Go to the Cell menu in the top toolbar, then “Run All.” You can also select a certain cell and run all cells before this point, or run all cells after this point. You should run all the cells in your notebook before submitting to confirm that you pass all the tests.
You must first log datahub.ucsd.edu, then click the assignment link. Click the link again AFTER logging in.
This can happen if you “overwrite” a variable that is used in a question. For instance, if Question 1 asks you to store your answer in a variable named foo, and later on in the notebook you change the value of foo, you’ll see the test after Question 1 pass, but the test at the end of the notebook fail. Make sure to rename later instances of that variable so you’re not overwriting it.
You probably ran your notebook out of order. Re-run previous cells.
This can happen if you’re running your notebook’s cells out-of-order. The autograder runs your notebook top-to-bottom. If you’re defining a variable at the bottom of your notebook and using it at the top, the Gradescope autograder will fail because it doesn’t recognize the variable when it encounters it.
This is why we recommend running Kernel -> Restart and Run All: it “forgets” all of the variables and runs the notebook from top-to-bottom, just like the Gradescope autograder will. It will highlight any issues. Find the first cell that raises an error. Make sure that all of the variables used in that cell have been defined above that cell, and not below.
If it has been a while since you’ve worked on an assignment, the kernel will shut itself down to preserve memory. When this happens, all of your variables are forgotten, including the grader. That’s OK: you’ll just need to re-run all of the cells. The easiest way to do this is by using Kernel -> Restart and Run All.
While you might see the correct answer displayed as the result of the cell, chances are it isn’t being stored in the answer variable. Make sure you are assigning the result to the answer variable. Make sure there are no typos in the variable name.
This error is telling you that the answer should be an integer, but your answer is not. This often happens when you’ve done some intermediate work towards the answer and saved an intermediate result in the answer variable instead of the final result.
Sometimes instead of
isinstance(..., numbers.Integral), you’ll see something like
isinstance(..., bpd.DataFrame). This is saying that the answer should be a DataFrame, but yours was something else. The rest of the above still applies.
Check the type of your answer variable with
type(). Is it what you expected?

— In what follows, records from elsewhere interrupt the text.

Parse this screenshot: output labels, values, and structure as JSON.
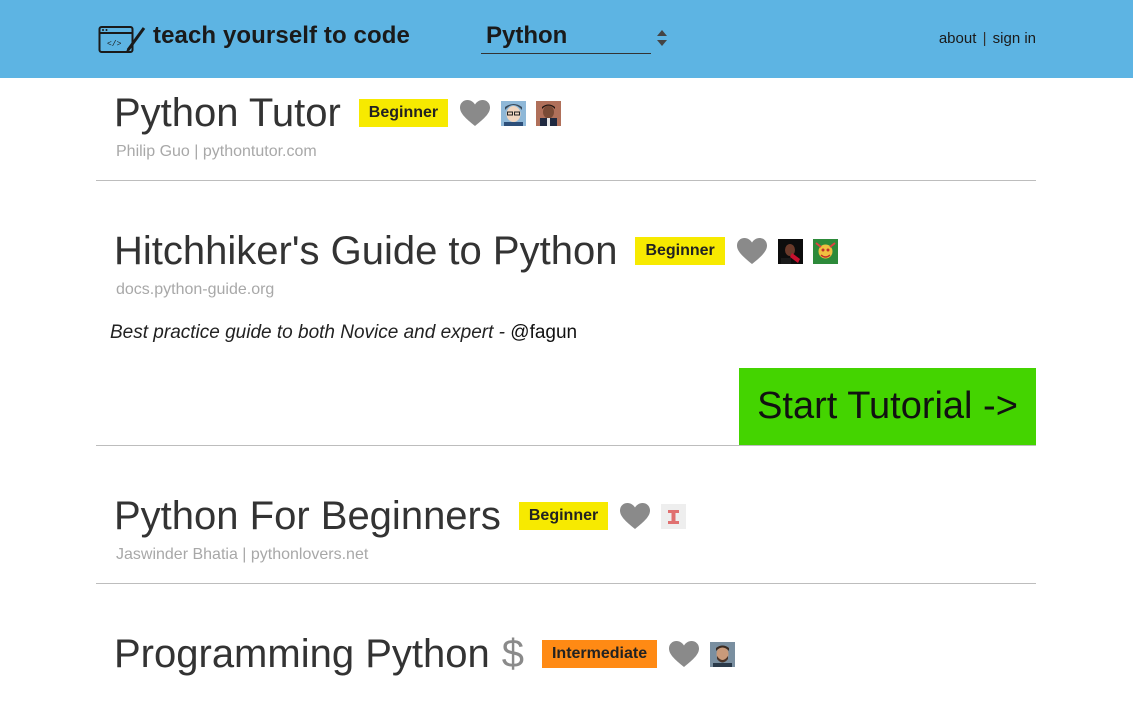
{
  "header": {
    "brand": "teach yourself to code",
    "language": "Python",
    "nav": {
      "about": "about",
      "separator": "|",
      "signin": "sign in"
    },
    "bg_color": "#5db4e3"
  },
  "resources": [
    {
      "title": "Python Tutor",
      "level": "Beginner",
      "subtitle": "Philip Guo | pythontutor.com",
      "avatars": 2
    },
    {
      "title": "Hitchhiker's Guide to Python",
      "level": "Beginner",
      "subtitle": "docs.python-guide.org",
      "comment": "Best practice guide to both Novice and expert - ",
      "comment_author": "@fagun",
      "cta": "Start Tutorial ->",
      "avatars": 2
    },
    {
      "title": "Python For Beginners",
      "level": "Beginner",
      "subtitle": "Jaswinder Bhatia | pythonlovers.net",
      "avatars": 1
    },
    {
      "title": "Programming Python",
      "price_symbol": "$",
      "level": "Intermediate",
      "avatars": 1
    }
  ],
  "colors": {
    "beginner": "#f7ea00",
    "intermediate": "#ff8a14",
    "cta": "#44d400",
    "heart": "#8a8a8a"
  }
}
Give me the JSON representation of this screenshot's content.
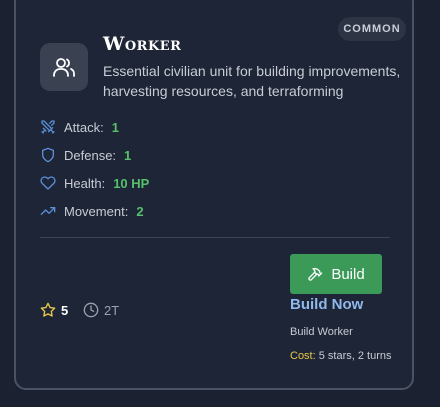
{
  "badge": "COMMON",
  "unit": {
    "name": "Worker",
    "description": "Essential civilian unit for building improvements, harvesting resources, and terraforming",
    "icon": "users-icon"
  },
  "stats": [
    {
      "label": "Attack:",
      "value": "1",
      "icon": "swords-icon"
    },
    {
      "label": "Defense:",
      "value": "1",
      "icon": "shield-icon"
    },
    {
      "label": "Health:",
      "value": "10 HP",
      "icon": "heart-icon"
    },
    {
      "label": "Movement:",
      "value": "2",
      "icon": "trending-up-icon"
    }
  ],
  "footer": {
    "stars": "5",
    "turns": "2T"
  },
  "action": {
    "button_label": "Build",
    "link_label": "Build Now",
    "subtitle": "Build Worker",
    "cost_label": "Cost:",
    "cost_value": "5 stars, 2 turns"
  },
  "colors": {
    "accent_green": "#3b9a57",
    "stat_value": "#56c06a",
    "link": "#8fb8ec",
    "star": "#e9c84a"
  }
}
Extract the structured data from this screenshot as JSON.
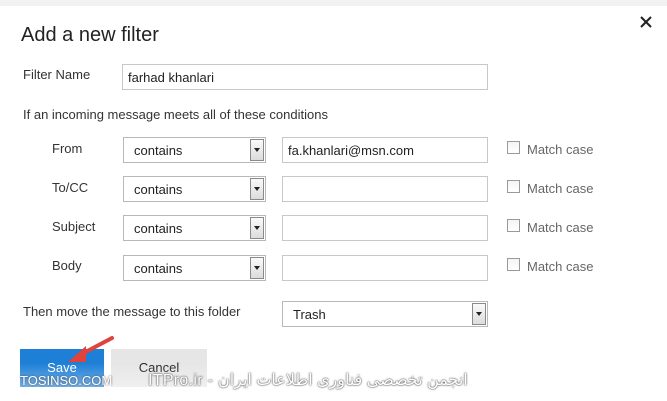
{
  "dialog": {
    "title": "Add a new filter",
    "filter_name_label": "Filter Name",
    "filter_name_value": "farhad khanlari",
    "conditions_text": "If an incoming message meets all of these conditions",
    "conditions": [
      {
        "label": "From",
        "operator": "contains",
        "value": "fa.khanlari@msn.com",
        "match_case": "Match case",
        "checked": false
      },
      {
        "label": "To/CC",
        "operator": "contains",
        "value": "",
        "match_case": "Match case",
        "checked": false
      },
      {
        "label": "Subject",
        "operator": "contains",
        "value": "",
        "match_case": "Match case",
        "checked": false
      },
      {
        "label": "Body",
        "operator": "contains",
        "value": "",
        "match_case": "Match case",
        "checked": false
      }
    ],
    "move_label": "Then move the message to this folder",
    "folder_value": "Trash",
    "save_label": "Save",
    "cancel_label": "Cancel"
  },
  "watermark": {
    "left_text": "TOSINSO.COM",
    "right_text": "ITPro.ir - انجمن تخصصی فناوری اطلاعات ایران"
  },
  "annotation": {
    "arrow_color": "#e0433b"
  },
  "icons": {
    "close": "close-icon",
    "dropdown": "chevron-down-icon"
  }
}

It can be difficult to decipher the meaning of error messages in Python. Here is a useful guide. You can also ask in tutor hours, or on Campuswire, provided you are not posting your code publicly or otherwise giving away the answer in your post. Understanding cryptic error messages is a skill that comes with experience.